This is in marked contrast with the domain of international trade law, where there exists no equivalent world-wide constitution to serve as the backdrop for agreements such as the GATT. Arguably, it is far easier for governments to make trade agreements with one another when no overarching constitution exists.
4. Canada does have a system to resolve internal trade frictions, and it is constantly improving.
In 1995, Canadian governments got together to negotiate the Agreement on Internal Trade (it was re-named the Canadian Free Trade Agreement in 2017). Inspired by its international equivalents such as a the GATT and NAFTA, it imposes a set of trade obligations meant to reduce the barriers to internal trade inside of Canada. It also has two important features. The first is a special court where a complainant can launch a legal attack against a protectionist measure of another province, which may result in financial compensation for damages. The second is a reconciliation process for government officials to sit down together and harmonize incompatible regulations.

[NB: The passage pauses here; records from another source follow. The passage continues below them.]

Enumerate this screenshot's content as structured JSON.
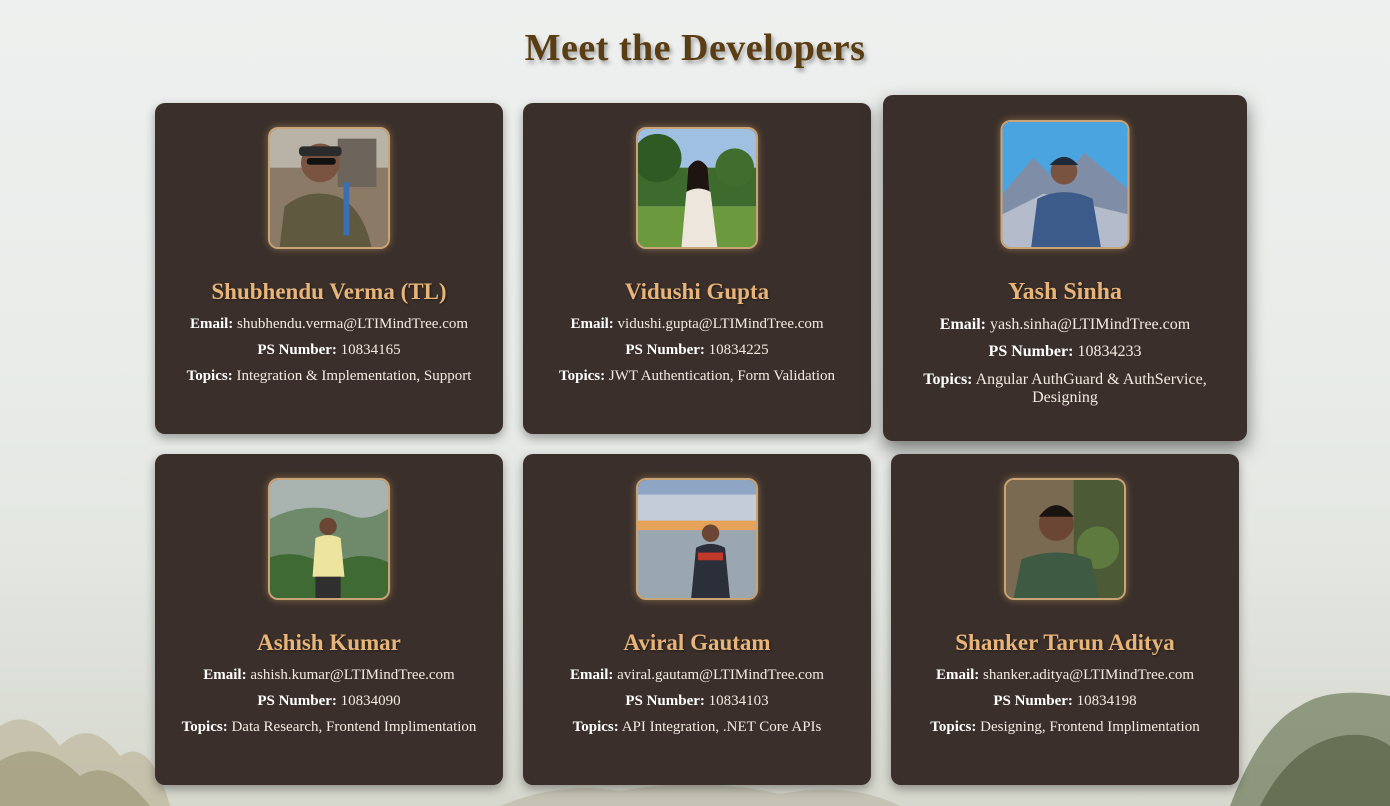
{
  "page": {
    "title": "Meet the Developers"
  },
  "labels": {
    "email": "Email:",
    "ps_number": "PS Number:",
    "topics": "Topics:"
  },
  "developers": [
    {
      "name": "Shubhendu Verma (TL)",
      "email": "shubhendu.verma@LTIMindTree.com",
      "ps_number": "10834165",
      "topics": "Integration & Implementation, Support",
      "photo": "photo-man-sunglasses-lanyard"
    },
    {
      "name": "Vidushi Gupta",
      "email": "vidushi.gupta@LTIMindTree.com",
      "ps_number": "10834225",
      "topics": "JWT Authentication, Form Validation",
      "photo": "photo-woman-garden"
    },
    {
      "name": "Yash Sinha",
      "email": "yash.sinha@LTIMindTree.com",
      "ps_number": "10834233",
      "topics": "Angular AuthGuard & AuthService, Designing",
      "photo": "photo-man-mountains"
    },
    {
      "name": "Ashish Kumar",
      "email": "ashish.kumar@LTIMindTree.com",
      "ps_number": "10834090",
      "topics": "Data Research, Frontend Implimentation",
      "photo": "photo-man-hills"
    },
    {
      "name": "Aviral Gautam",
      "email": "aviral.gautam@LTIMindTree.com",
      "ps_number": "10834103",
      "topics": "API Integration, .NET Core APIs",
      "photo": "photo-man-sunset-city"
    },
    {
      "name": "Shanker Tarun Aditya",
      "email": "shanker.aditya@LTIMindTree.com",
      "ps_number": "10834198",
      "topics": "Designing, Frontend Implimentation",
      "photo": "photo-man-trees"
    }
  ],
  "colors": {
    "card_bg": "#3a2f2a",
    "name_accent": "#e7b47a",
    "title": "#5a3d12"
  }
}
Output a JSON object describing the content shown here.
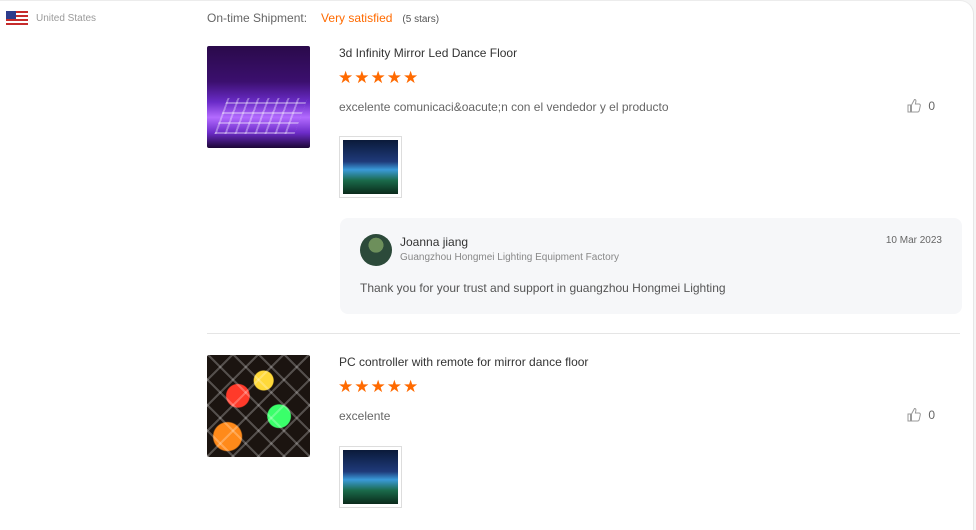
{
  "buyer": {
    "country": "United States"
  },
  "shipment": {
    "label": "On-time Shipment:",
    "value": "Very satisfied",
    "stars_text": "(5 stars)"
  },
  "reviews": [
    {
      "product_title": "3d Infinity Mirror Led Dance Floor",
      "stars": "★★★★★",
      "rating": 5,
      "comment": "excelente comunicaci&oacute;n con el vendedor y el producto",
      "likes": "0",
      "reply": {
        "name": "Joanna jiang",
        "company": "Guangzhou Hongmei Lighting Equipment Factory",
        "date": "10 Mar 2023",
        "text": "Thank you for your trust and support in guangzhou Hongmei Lighting"
      }
    },
    {
      "product_title": "PC controller with remote for mirror dance floor",
      "stars": "★★★★★",
      "rating": 5,
      "comment": "excelente",
      "likes": "0"
    }
  ],
  "icons": {
    "like": "thumbs-up-icon",
    "flag": "us-flag-icon"
  },
  "colors": {
    "accent": "#ff6a00",
    "reply_bg": "#f6f7f9"
  }
}
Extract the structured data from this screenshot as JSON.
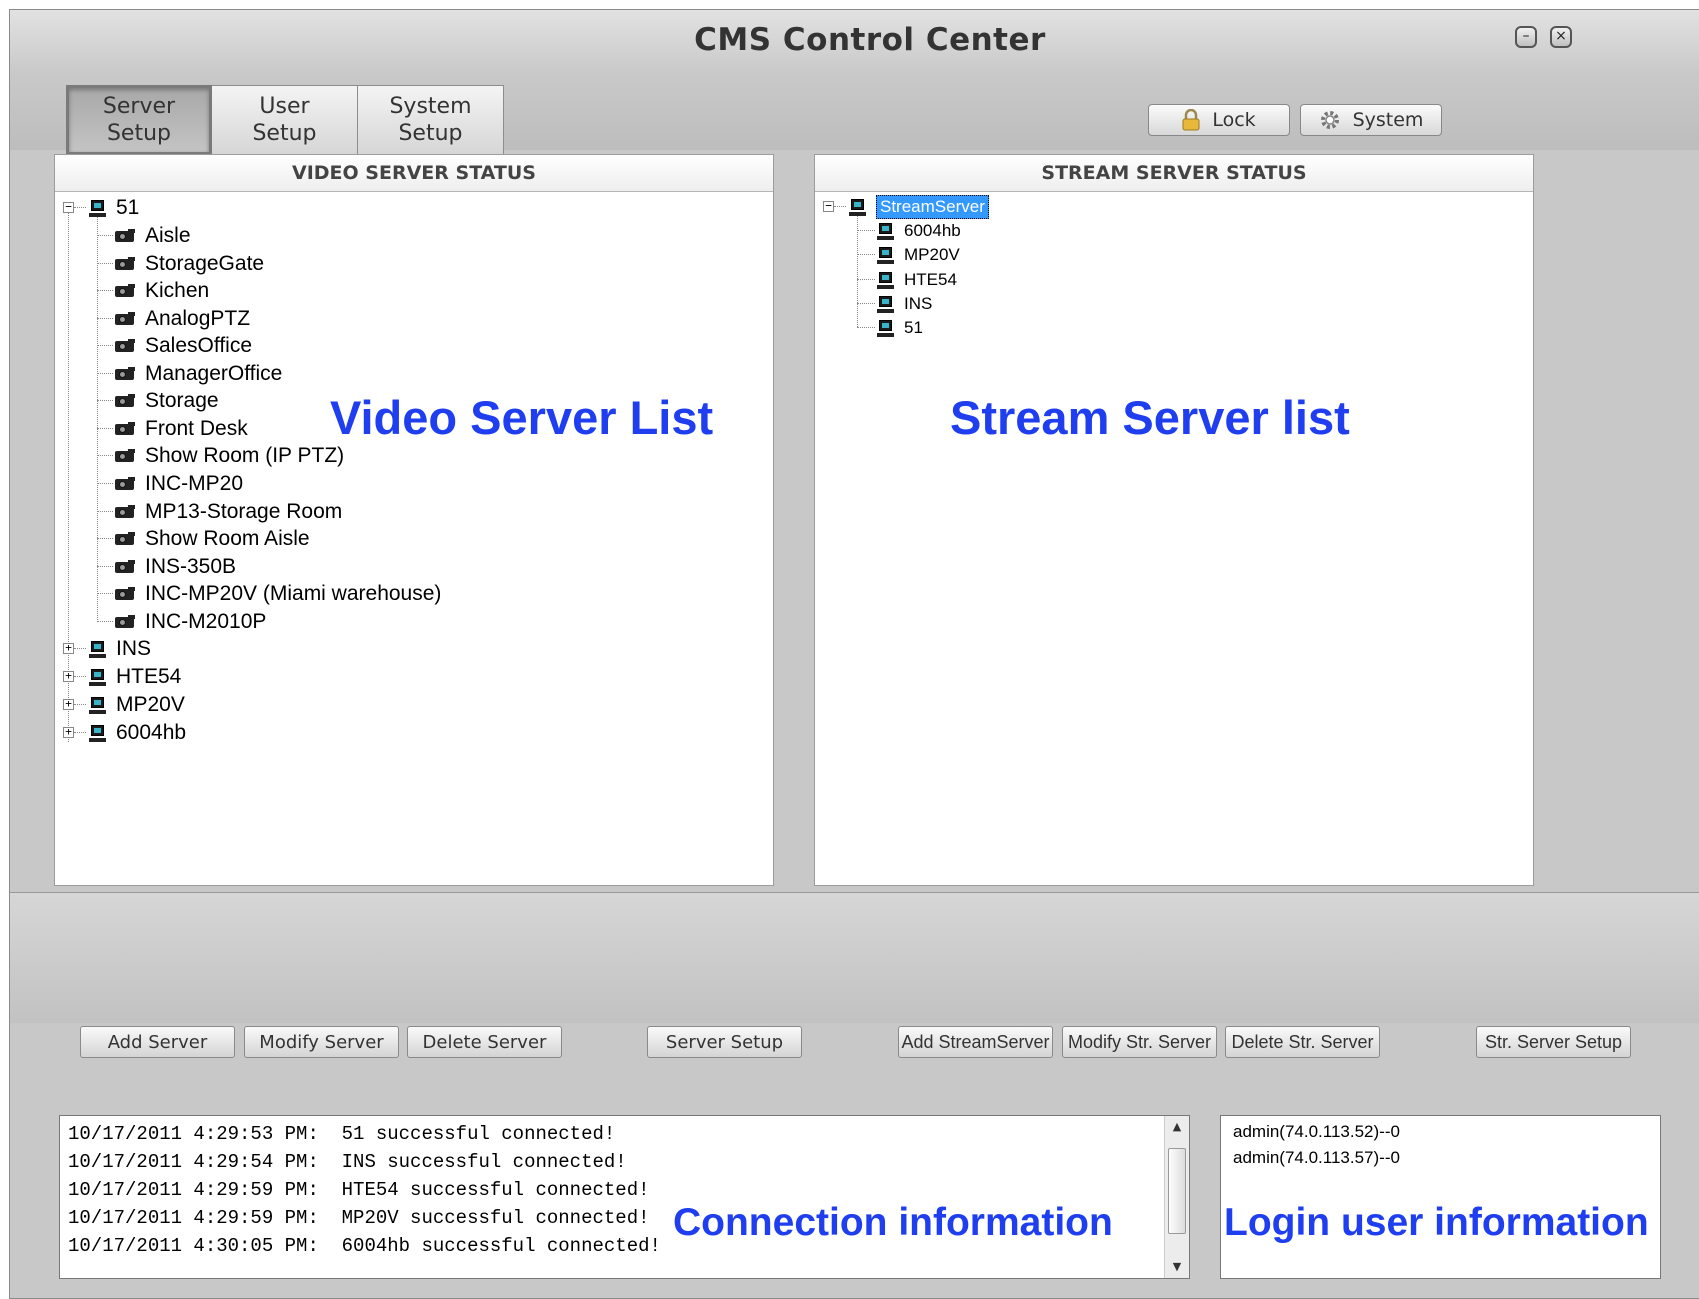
{
  "window": {
    "title": "CMS Control Center"
  },
  "tabs": [
    {
      "label": "Server\nSetup",
      "active": true
    },
    {
      "label": "User\nSetup",
      "active": false
    },
    {
      "label": "System\nSetup",
      "active": false
    }
  ],
  "top_buttons": {
    "lock_label": "Lock",
    "system_label": "System"
  },
  "video_panel": {
    "title": "VIDEO SERVER STATUS",
    "root": "51",
    "cameras": [
      "Aisle",
      "StorageGate",
      "Kichen",
      "AnalogPTZ",
      "SalesOffice",
      "ManagerOffice",
      "Storage",
      "Front Desk",
      "Show Room (IP PTZ)",
      "INC-MP20",
      "MP13-Storage Room",
      "Show Room Aisle",
      "INS-350B",
      "INC-MP20V (Miami warehouse)",
      "INC-M2010P"
    ],
    "collapsed_servers": [
      "INS",
      "HTE54",
      "MP20V",
      "6004hb"
    ]
  },
  "stream_panel": {
    "title": "STREAM SERVER STATUS",
    "root": "StreamServer",
    "servers": [
      "6004hb",
      "MP20V",
      "HTE54",
      "INS",
      "51"
    ]
  },
  "annotations": {
    "video_list": "Video Server List",
    "stream_list": "Stream Server list",
    "connection": "Connection information",
    "login": "Login user information"
  },
  "bottom_buttons": {
    "add_server": "Add Server",
    "modify_server": "Modify Server",
    "delete_server": "Delete Server",
    "server_setup": "Server Setup",
    "add_stream": "Add StreamServer",
    "modify_stream": "Modify Str. Server",
    "delete_stream": "Delete Str. Server",
    "stream_setup": "Str. Server Setup"
  },
  "log": [
    "10/17/2011 4:29:53 PM:  51 successful connected!",
    "10/17/2011 4:29:54 PM:  INS successful connected!",
    "10/17/2011 4:29:59 PM:  HTE54 successful connected!",
    "10/17/2011 4:29:59 PM:  MP20V successful connected!",
    "10/17/2011 4:30:05 PM:  6004hb successful connected!"
  ],
  "login_users": [
    "admin(74.0.113.52)--0",
    "admin(74.0.113.57)--0"
  ],
  "colors": {
    "annotation": "#1e3ef0",
    "selection": "#3399ff"
  }
}
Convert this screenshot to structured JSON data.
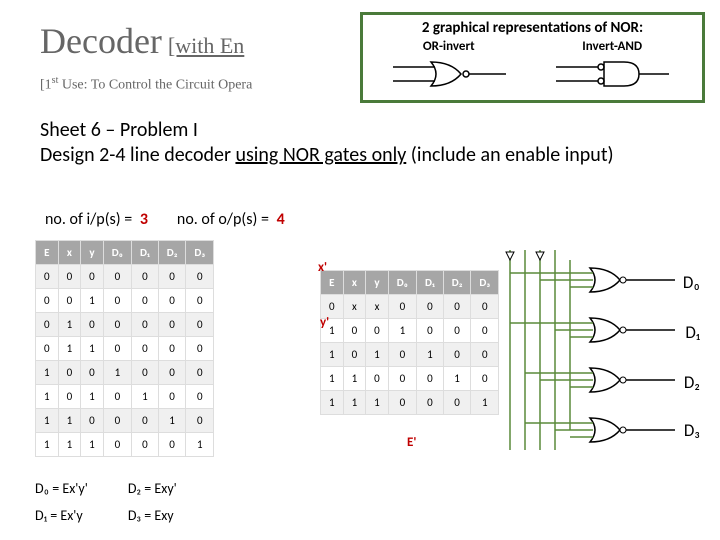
{
  "title": {
    "main": "Decoder",
    "sub": "[with En"
  },
  "subtitle": {
    "prefix": "[1",
    "sup": "st",
    "rest": " Use: To Control the Circuit Opera"
  },
  "nor_box": {
    "title": "2 graphical representations of NOR:",
    "left": "OR-invert",
    "right": "Invert-AND"
  },
  "sheet": "Sheet 6 – Problem I",
  "design": {
    "pre": "Design 2-4 line decoder ",
    "und": "using NOR gates only",
    "post": " (include an enable input)"
  },
  "io": {
    "ip_label": "no. of i/p(s) =",
    "ip_val": "3",
    "op_label": "no. of o/p(s) =",
    "op_val": "4"
  },
  "table1": {
    "headers": [
      "E",
      "x",
      "y",
      "D₀",
      "D₁",
      "D₂",
      "D₃"
    ],
    "rows": [
      [
        "0",
        "0",
        "0",
        "0",
        "0",
        "0",
        "0"
      ],
      [
        "0",
        "0",
        "1",
        "0",
        "0",
        "0",
        "0"
      ],
      [
        "0",
        "1",
        "0",
        "0",
        "0",
        "0",
        "0"
      ],
      [
        "0",
        "1",
        "1",
        "0",
        "0",
        "0",
        "0"
      ],
      [
        "1",
        "0",
        "0",
        "1",
        "0",
        "0",
        "0"
      ],
      [
        "1",
        "0",
        "1",
        "0",
        "1",
        "0",
        "0"
      ],
      [
        "1",
        "1",
        "0",
        "0",
        "0",
        "1",
        "0"
      ],
      [
        "1",
        "1",
        "1",
        "0",
        "0",
        "0",
        "1"
      ]
    ]
  },
  "table2": {
    "headers": [
      "E",
      "x",
      "y",
      "D₀",
      "D₁",
      "D₂",
      "D₃"
    ],
    "rows": [
      [
        "0",
        "x",
        "x",
        "0",
        "0",
        "0",
        "0"
      ],
      [
        "1",
        "0",
        "0",
        "1",
        "0",
        "0",
        "0"
      ],
      [
        "1",
        "0",
        "1",
        "0",
        "1",
        "0",
        "0"
      ],
      [
        "1",
        "1",
        "0",
        "0",
        "0",
        "1",
        "0"
      ],
      [
        "1",
        "1",
        "1",
        "0",
        "0",
        "0",
        "1"
      ]
    ]
  },
  "equations": {
    "d0": "D₀ = Ex'y'",
    "d2": "D₂ = Exy'",
    "d1": "D₁ = Ex'y",
    "d3": "D₃ = Exy"
  },
  "signals": {
    "xp": "x'",
    "yp": "y'",
    "ep": "E'"
  },
  "outputs": {
    "d0": "D₀",
    "d1": "D₁",
    "d2": "D₂",
    "d3": "D₃"
  }
}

In addition to the CFTA is a set of other internal trade agreements, such as the New West Partnership Trade Agreement between British Columbia, Alberta, Saskatchewan and Manitoba. This is similar to the international context, where in addition to the WTO is a plethora of smaller arrangements amongst subsets of countries (think of CPTPP, CETA, and MERCOSUR, just to name a few).
There are undisputed shortcomings to the CFTA. Its dispute resolution process takes too long, and there are too many exceptions. But it has improved considerably since its birth twenty-five years ago, and will continue to do so with future reform and amendments.
Discussions about internal free trade in Canada generally originate out of a particular obstacle encountered in a particular domain of policy (i.e. a national securities regulator) and subsequently expand to a broader conversation about domestic trade as a whole. This post strives to inform those discussions, and highlight some of the complexities and nuances that slow the path of progress towards liberalized trade within Canada.
Ryan is a Frederick Sheldon Fellow at Harvard University studying interprovincial trade issues in Canada.